_REQUIREMENT_. Copy each entry verbatim, excluding its images.

App and web page records
◇ ◇ ◇ ◇

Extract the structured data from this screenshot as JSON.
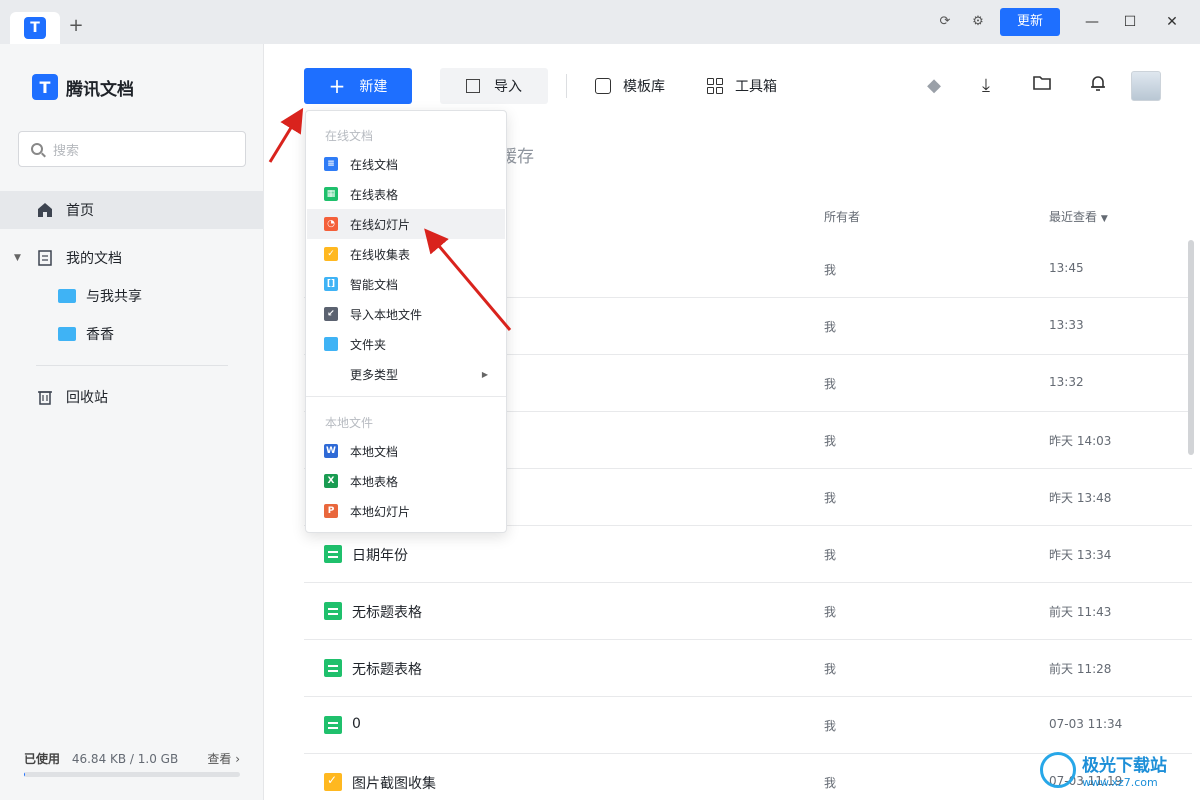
{
  "titlebar": {
    "add_tab": "+",
    "update_label": "更新",
    "icons": [
      "refresh-icon",
      "settings-icon"
    ],
    "window_controls": [
      "minimize",
      "maximize",
      "close"
    ]
  },
  "sidebar": {
    "brand": "腾讯文档",
    "search_placeholder": "搜索",
    "nav": {
      "home": "首页",
      "my_docs": "我的文档",
      "shared": "与我共享",
      "folder": "香香",
      "trash": "回收站"
    },
    "storage": {
      "used_label": "已使用",
      "used_value": "46.84 KB / 1.0 GB",
      "view_label": "查看",
      "used_fraction": 5e-05
    }
  },
  "toolbar": {
    "new_label": "新建",
    "import_label": "导入",
    "template_label": "模板库",
    "toolbox_label": "工具箱",
    "right_icons": [
      "diamond-icon",
      "download-icon",
      "folder-open-icon",
      "bell-icon",
      "avatar"
    ]
  },
  "content": {
    "cache_tab": "缓存",
    "columns": {
      "owner": "所有者",
      "recent": "最近查看"
    },
    "rows": [
      {
        "name": "",
        "owner": "我",
        "time": "13:45",
        "icon": ""
      },
      {
        "name": "",
        "owner": "我",
        "time": "13:33",
        "icon": ""
      },
      {
        "name": "",
        "owner": "我",
        "time": "13:32",
        "icon": ""
      },
      {
        "name": "",
        "owner": "我",
        "time": "昨天 14:03",
        "icon": ""
      },
      {
        "name": "",
        "owner": "我",
        "time": "昨天 13:48",
        "icon": ""
      },
      {
        "name": "日期年份",
        "owner": "我",
        "time": "昨天 13:34",
        "icon": "sheet"
      },
      {
        "name": "无标题表格",
        "owner": "我",
        "time": "前天 11:43",
        "icon": "sheet"
      },
      {
        "name": "无标题表格",
        "owner": "我",
        "time": "前天 11:28",
        "icon": "sheet"
      },
      {
        "name": "0",
        "owner": "我",
        "time": "07-03 11:34",
        "icon": "sheet"
      },
      {
        "name": "图片截图收集",
        "owner": "我",
        "time": "07-03 11:19",
        "icon": "form"
      }
    ]
  },
  "dropdown": {
    "online_section": "在线文档",
    "online_items": [
      {
        "label": "在线文档",
        "color": "#2f7cf6",
        "glyph": "≡"
      },
      {
        "label": "在线表格",
        "color": "#1fc06c",
        "glyph": "▦"
      },
      {
        "label": "在线幻灯片",
        "color": "#f4603a",
        "glyph": "◔"
      },
      {
        "label": "在线收集表",
        "color": "#ffb820",
        "glyph": "✓"
      },
      {
        "label": "智能文档",
        "color": "#3fb3f5",
        "glyph": "[]"
      },
      {
        "label": "导入本地文件",
        "color": "#5b6270",
        "glyph": "↙"
      },
      {
        "label": "文件夹",
        "color": "#3fb3f5",
        "glyph": ""
      },
      {
        "label": "更多类型",
        "color": "",
        "glyph": ""
      }
    ],
    "local_section": "本地文件",
    "local_items": [
      {
        "label": "本地文档",
        "color": "#2f6ad6",
        "glyph": "W"
      },
      {
        "label": "本地表格",
        "color": "#1a9c52",
        "glyph": "X"
      },
      {
        "label": "本地幻灯片",
        "color": "#e9673c",
        "glyph": "P"
      }
    ]
  },
  "watermark": {
    "title": "极光下载站",
    "url": "www.xz7.com"
  },
  "colors": {
    "accent": "#1e6fff",
    "arrow": "#d9231d"
  }
}
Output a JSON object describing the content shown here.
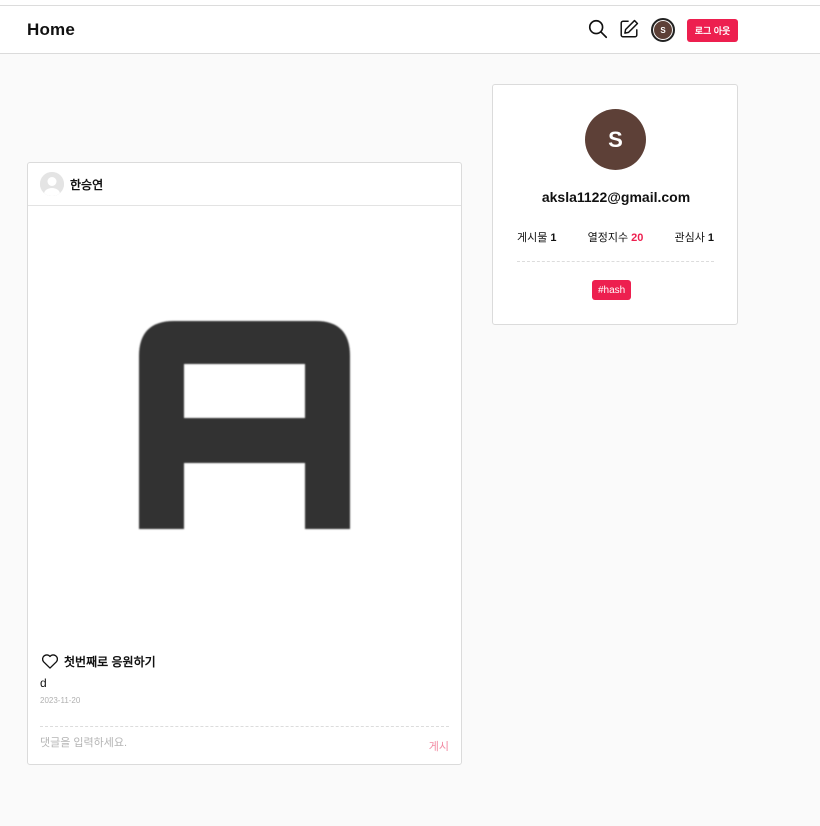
{
  "header": {
    "title": "Home",
    "search_icon": "search-icon",
    "write_icon": "edit-icon",
    "avatar_letter": "S",
    "logout_label": "로그 아웃"
  },
  "post": {
    "author": "한승연",
    "like_text": "첫번째로 응원하기",
    "caption": "d",
    "date": "2023-11-20",
    "comment_placeholder": "댓글을 입력하세요.",
    "submit_label": "게시"
  },
  "profile": {
    "avatar_letter": "S",
    "email": "aksla1122@gmail.com",
    "stats": [
      {
        "label": "게시물",
        "value": "1"
      },
      {
        "label": "열정지수",
        "value": "20"
      },
      {
        "label": "관심사",
        "value": "1"
      }
    ],
    "tag": "#hash"
  },
  "colors": {
    "accent": "#ed1f4f",
    "avatar_bg": "#5d4037"
  }
}
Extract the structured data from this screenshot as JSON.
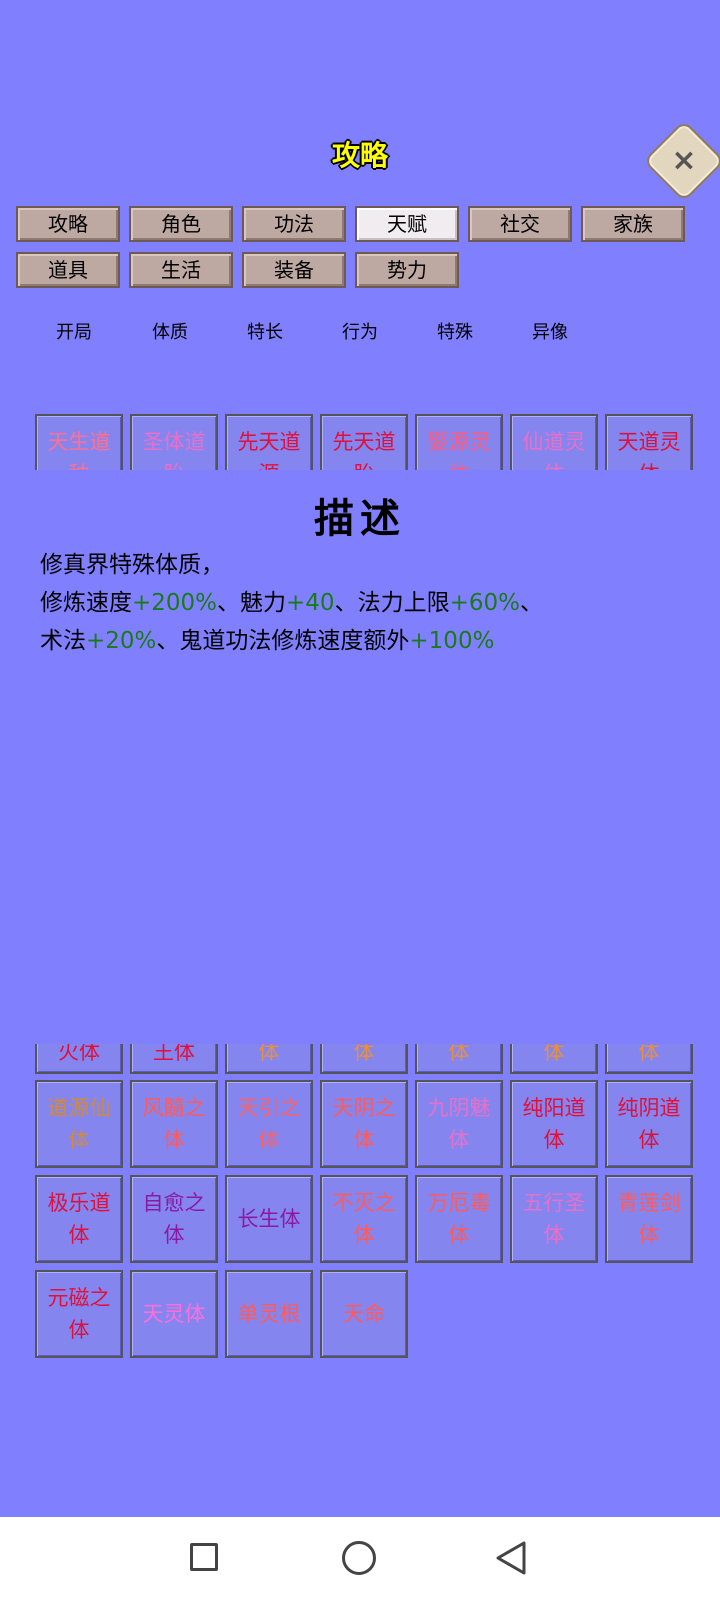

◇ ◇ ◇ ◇

_EXPECTED OUTPUT_.
Extract the structured data from this screenshot as JSON.
{
  "titlebar": {
    "add_tab": "+",
    "update_label": "更新",
    "icons": [
      "refresh-icon",
      "settings-icon"
    ],
    "window_controls": [
      "minimize",
      "maximize",
      "close"
    ]
  },
  "sidebar": {
    "brand": "腾讯文档",
    "search_placeholder": "搜索",
    "nav": {
      "home": "首页",
      "my_docs": "我的文档",
      "shared": "与我共享",
      "folder": "香香",
      "trash": "回收站"
    },
    "storage": {
      "used_label": "已使用",
      "used_value": "46.84 KB / 1.0 GB",
      "view_label": "查看",
      "used_fraction": 5e-05
    }
  },
  "toolbar": {
    "new_label": "新建",
    "import_label": "导入",
    "template_label": "模板库",
    "toolbox_label": "工具箱",
    "right_icons": [
      "diamond-icon",
      "download-icon",
      "folder-open-icon",
      "bell-icon",
      "avatar"
    ]
  },
  "content": {
    "cache_tab": "缓存",
    "columns": {
      "owner": "所有者",
      "recent": "最近查看"
    },
    "rows": [
      {
        "name": "",
        "owner": "我",
        "time": "13:45",
        "icon": ""
      },
      {
        "name": "",
        "owner": "我",
        "time": "13:33",
        "icon": ""
      },
      {
        "name": "",
        "owner": "我",
        "time": "13:32",
        "icon": ""
      },
      {
        "name": "",
        "owner": "我",
        "time": "昨天 14:03",
        "icon": ""
      },
      {
        "name": "",
        "owner": "我",
        "time": "昨天 13:48",
        "icon": ""
      },
      {
        "name": "日期年份",
        "owner": "我",
        "time": "昨天 13:34",
        "icon": "sheet"
      },
      {
        "name": "无标题表格",
        "owner": "我",
        "time": "前天 11:43",
        "icon": "sheet"
      },
      {
        "name": "无标题表格",
        "owner": "我",
        "time": "前天 11:28",
        "icon": "sheet"
      },
      {
        "name": "0",
        "owner": "我",
        "time": "07-03 11:34",
        "icon": "sheet"
      },
      {
        "name": "图片截图收集",
        "owner": "我",
        "time": "07-03 11:19",
        "icon": "form"
      }
    ]
  },
  "dropdown": {
    "online_section": "在线文档",
    "online_items": [
      {
        "label": "在线文档",
        "color": "#2f7cf6",
        "glyph": "≡"
      },
      {
        "label": "在线表格",
        "color": "#1fc06c",
        "glyph": "▦"
      },
      {
        "label": "在线幻灯片",
        "color": "#f4603a",
        "glyph": "◔"
      },
      {
        "label": "在线收集表",
        "color": "#ffb820",
        "glyph": "✓"
      },
      {
        "label": "智能文档",
        "color": "#3fb3f5",
        "glyph": "[]"
      },
      {
        "label": "导入本地文件",
        "color": "#5b6270",
        "glyph": "↙"
      },
      {
        "label": "文件夹",
        "color": "#3fb3f5",
        "glyph": ""
      },
      {
        "label": "更多类型",
        "color": "",
        "glyph": ""
      }
    ],
    "local_section": "本地文件",
    "local_items": [
      {
        "label": "本地文档",
        "color": "#2f6ad6",
        "glyph": "W"
      },
      {
        "label": "本地表格",
        "color": "#1a9c52",
        "glyph": "X"
      },
      {
        "label": "本地幻灯片",
        "color": "#e9673c",
        "glyph": "P"
      }
    ]
  },
  "watermark": {
    "title": "极光下载站",
    "url": "www.xz7.com"
  },
  "colors": {
    "accent": "#1e6fff",
    "arrow": "#d9231d"
  }
}
Output a JSON object describing the content shown here.
{
  "header": {
    "title": "Home",
    "search_icon": "search-icon",
    "write_icon": "edit-icon",
    "avatar_letter": "S",
    "logout_label": "로그 아웃"
  },
  "post": {
    "author": "한승연",
    "like_text": "첫번째로 응원하기",
    "caption": "d",
    "date": "2023-11-20",
    "comment_placeholder": "댓글을 입력하세요.",
    "submit_label": "게시"
  },
  "profile": {
    "avatar_letter": "S",
    "email": "aksla1122@gmail.com",
    "stats": [
      {
        "label": "게시물",
        "value": "1"
      },
      {
        "label": "열정지수",
        "value": "20"
      },
      {
        "label": "관심사",
        "value": "1"
      }
    ],
    "tag": "#hash"
  },
  "colors": {
    "accent": "#ed1f4f",
    "avatar_bg": "#5d4037"
  }
}
Extract the structured data from this screenshot as JSON.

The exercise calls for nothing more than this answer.